T-Mobile, Microsoft Promise $100 Gift Card For Lost Data
But most customers will see their data restored, the two companies hope.
After announcing the likely loss of personal data that Sidekick users had stored on servers maintained by Microsoft's Danger over the weekend, T-Mobile and Microsoft now say that recovering some of the data may be possible.
In a joint statement issued at 5:15 PM PDT on Monday, T-Mobile and Microsoft said that they'd made significant process restoring service to customers and that some of the lost personal data -- contacts, calendar entries, photos, notes, and saved e-mails -- may be recoverable.
"Recent efforts indicate the prospects of recovering some lost content may now be possible," the two companies said. "We will continue to keep you updated on this front; we know how important this is to you."
The companies said that they're continuing to work around-the-clock to resolve the situation and that they're hopeful they can restore data for a majority of their customers.
For customers whose data cannot be recovered, T-Mobile and Microsoft have increased the compensation.
Previously, information posted on T-Mobile's online forum indicated that affected Sidekick customers would receive a one month credit for the data portion of their service plan.
On Monday evening, the companies said that customers whose data cannot be recovered will receive a $100 gift card in addition to the one month data service credit. The card can be used for T-Mobile products and services or to pay down a customer's bill.
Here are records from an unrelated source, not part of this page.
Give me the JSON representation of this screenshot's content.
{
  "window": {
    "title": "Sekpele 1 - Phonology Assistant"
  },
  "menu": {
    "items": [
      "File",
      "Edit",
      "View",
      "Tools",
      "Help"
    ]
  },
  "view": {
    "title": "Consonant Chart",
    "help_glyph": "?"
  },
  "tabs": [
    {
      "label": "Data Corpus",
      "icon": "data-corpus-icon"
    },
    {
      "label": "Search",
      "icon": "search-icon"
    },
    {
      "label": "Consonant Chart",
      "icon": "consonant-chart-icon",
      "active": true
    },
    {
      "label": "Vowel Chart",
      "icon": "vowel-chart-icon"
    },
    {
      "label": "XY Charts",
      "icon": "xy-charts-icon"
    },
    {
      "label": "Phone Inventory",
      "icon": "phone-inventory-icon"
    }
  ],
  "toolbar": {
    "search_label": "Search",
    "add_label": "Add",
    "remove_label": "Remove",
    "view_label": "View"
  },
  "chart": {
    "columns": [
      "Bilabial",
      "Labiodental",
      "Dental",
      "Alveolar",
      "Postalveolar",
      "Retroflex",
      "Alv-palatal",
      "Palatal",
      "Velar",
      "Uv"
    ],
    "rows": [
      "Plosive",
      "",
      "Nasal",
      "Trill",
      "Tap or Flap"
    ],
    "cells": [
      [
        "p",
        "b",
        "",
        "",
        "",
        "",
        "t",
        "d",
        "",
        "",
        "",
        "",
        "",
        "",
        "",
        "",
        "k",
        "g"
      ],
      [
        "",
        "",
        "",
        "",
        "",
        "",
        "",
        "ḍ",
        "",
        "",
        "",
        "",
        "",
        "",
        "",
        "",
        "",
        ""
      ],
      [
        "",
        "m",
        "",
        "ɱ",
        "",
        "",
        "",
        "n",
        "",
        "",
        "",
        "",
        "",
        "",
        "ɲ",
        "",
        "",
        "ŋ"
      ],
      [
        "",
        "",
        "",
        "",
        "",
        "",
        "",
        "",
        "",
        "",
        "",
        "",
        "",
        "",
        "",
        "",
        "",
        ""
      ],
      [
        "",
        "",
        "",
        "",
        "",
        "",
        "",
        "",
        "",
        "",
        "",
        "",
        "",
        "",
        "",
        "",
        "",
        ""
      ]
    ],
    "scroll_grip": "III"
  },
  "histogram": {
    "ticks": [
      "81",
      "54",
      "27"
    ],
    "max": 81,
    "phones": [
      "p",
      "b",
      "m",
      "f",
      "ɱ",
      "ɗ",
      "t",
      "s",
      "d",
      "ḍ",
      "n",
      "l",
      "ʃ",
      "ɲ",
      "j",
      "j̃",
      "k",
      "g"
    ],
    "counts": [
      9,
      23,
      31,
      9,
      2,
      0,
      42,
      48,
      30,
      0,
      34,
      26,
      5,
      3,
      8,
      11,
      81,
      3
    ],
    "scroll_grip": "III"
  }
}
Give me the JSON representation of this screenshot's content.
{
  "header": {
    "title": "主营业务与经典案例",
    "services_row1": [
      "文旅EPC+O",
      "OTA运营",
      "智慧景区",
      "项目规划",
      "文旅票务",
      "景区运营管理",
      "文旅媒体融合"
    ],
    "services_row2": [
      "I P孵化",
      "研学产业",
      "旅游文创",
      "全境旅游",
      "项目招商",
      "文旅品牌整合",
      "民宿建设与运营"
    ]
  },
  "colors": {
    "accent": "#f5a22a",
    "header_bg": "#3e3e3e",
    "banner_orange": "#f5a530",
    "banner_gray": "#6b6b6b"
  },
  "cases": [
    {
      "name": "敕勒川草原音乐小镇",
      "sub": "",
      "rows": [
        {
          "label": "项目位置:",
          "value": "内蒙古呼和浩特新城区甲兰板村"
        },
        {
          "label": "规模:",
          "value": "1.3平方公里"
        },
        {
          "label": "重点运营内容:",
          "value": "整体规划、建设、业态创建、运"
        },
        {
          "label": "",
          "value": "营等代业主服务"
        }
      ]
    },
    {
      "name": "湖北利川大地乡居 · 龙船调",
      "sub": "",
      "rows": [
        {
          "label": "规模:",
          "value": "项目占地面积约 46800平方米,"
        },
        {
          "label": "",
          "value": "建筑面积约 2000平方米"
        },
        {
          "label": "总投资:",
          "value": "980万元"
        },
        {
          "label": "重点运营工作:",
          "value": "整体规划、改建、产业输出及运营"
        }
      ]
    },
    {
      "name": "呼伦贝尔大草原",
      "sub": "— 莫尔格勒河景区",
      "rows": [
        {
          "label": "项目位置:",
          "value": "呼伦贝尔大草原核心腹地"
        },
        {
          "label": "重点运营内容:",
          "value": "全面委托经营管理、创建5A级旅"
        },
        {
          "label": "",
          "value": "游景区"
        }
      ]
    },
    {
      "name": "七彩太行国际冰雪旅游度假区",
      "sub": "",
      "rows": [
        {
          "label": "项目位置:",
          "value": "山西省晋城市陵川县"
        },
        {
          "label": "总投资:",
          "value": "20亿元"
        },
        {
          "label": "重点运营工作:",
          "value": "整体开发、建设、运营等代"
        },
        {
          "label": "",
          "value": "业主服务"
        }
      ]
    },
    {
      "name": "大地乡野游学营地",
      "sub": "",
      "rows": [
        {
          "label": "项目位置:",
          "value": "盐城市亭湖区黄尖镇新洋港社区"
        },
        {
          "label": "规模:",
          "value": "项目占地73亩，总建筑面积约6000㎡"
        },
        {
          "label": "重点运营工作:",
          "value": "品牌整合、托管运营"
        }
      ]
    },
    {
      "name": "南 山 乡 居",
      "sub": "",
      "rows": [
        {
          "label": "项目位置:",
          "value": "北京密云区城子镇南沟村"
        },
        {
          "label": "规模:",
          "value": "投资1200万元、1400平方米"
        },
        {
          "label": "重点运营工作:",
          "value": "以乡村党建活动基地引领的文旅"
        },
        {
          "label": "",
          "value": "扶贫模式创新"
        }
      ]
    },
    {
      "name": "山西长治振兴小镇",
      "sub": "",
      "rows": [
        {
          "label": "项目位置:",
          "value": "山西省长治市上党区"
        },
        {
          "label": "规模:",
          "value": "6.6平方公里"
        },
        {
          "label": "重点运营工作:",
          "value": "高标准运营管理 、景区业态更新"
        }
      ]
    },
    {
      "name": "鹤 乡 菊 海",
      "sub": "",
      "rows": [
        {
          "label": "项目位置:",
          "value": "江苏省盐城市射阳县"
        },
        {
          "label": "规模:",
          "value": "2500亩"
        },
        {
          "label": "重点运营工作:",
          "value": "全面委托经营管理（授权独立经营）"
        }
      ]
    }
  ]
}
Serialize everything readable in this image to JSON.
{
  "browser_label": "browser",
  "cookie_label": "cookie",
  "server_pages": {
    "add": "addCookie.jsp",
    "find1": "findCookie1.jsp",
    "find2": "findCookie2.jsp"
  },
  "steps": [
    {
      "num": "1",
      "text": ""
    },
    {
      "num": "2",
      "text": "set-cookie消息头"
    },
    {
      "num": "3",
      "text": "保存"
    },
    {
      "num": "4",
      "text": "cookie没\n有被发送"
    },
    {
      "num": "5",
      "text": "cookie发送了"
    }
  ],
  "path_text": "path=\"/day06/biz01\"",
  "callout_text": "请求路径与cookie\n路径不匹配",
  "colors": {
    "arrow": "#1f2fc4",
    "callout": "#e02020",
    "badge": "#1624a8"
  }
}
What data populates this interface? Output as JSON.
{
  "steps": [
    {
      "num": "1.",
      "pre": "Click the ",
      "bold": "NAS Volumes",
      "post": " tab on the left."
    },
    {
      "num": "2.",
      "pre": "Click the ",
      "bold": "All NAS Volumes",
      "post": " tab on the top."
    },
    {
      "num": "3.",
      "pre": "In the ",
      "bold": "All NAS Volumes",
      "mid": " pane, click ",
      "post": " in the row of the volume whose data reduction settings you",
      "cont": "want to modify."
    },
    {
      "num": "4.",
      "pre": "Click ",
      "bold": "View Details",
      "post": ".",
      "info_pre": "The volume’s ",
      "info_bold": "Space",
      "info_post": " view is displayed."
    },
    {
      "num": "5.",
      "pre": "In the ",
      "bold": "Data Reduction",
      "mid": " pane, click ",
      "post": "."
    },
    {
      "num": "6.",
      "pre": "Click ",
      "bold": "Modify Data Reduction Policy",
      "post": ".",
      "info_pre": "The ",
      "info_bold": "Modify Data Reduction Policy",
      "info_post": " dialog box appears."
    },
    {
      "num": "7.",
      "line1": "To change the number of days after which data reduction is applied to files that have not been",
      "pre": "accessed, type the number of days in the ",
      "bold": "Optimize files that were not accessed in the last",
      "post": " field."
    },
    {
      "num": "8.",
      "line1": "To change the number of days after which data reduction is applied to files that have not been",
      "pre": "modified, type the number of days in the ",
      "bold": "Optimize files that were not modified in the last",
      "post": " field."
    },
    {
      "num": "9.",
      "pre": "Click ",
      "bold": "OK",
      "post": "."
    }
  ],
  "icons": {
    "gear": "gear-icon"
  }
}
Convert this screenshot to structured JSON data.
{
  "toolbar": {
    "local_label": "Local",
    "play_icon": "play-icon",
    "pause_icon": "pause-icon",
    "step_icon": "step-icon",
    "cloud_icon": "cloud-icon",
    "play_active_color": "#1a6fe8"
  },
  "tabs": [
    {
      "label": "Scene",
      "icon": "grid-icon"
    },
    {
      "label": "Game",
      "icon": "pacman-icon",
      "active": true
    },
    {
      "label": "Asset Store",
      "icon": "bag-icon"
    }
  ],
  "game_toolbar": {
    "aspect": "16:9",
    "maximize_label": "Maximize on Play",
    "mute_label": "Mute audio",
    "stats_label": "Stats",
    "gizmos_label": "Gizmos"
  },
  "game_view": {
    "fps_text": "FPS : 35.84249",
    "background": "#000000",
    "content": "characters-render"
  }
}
The update offers no clarification about the reason for the data loss, which a widely cited claim has attributed to a botched Storage Area Network upgrade that had been outsourced to Hitachi. Microsoft declined to comment on that rumor.
Earlier on Monday, T-Mobile suspended the sale of its Sidekick mobile device while it investigated what happened.
InformationWeek has published an in-depth report on the public cloud, digging into the gritty details of cloud computing services from a dozen vendors. Download the report here (registration required).
Google in the Enterprise SurveyThere's no doubt Google has made headway into businesses: Just 28 percent discourage or ban use of its productivity products, and 69 percent cite Google Apps' good or excellent mobility. But progress could still stall: 59 percent of nonusers distrust the security of Google's cloud. Its data privacy is an open question, and 37 percent worry about integration.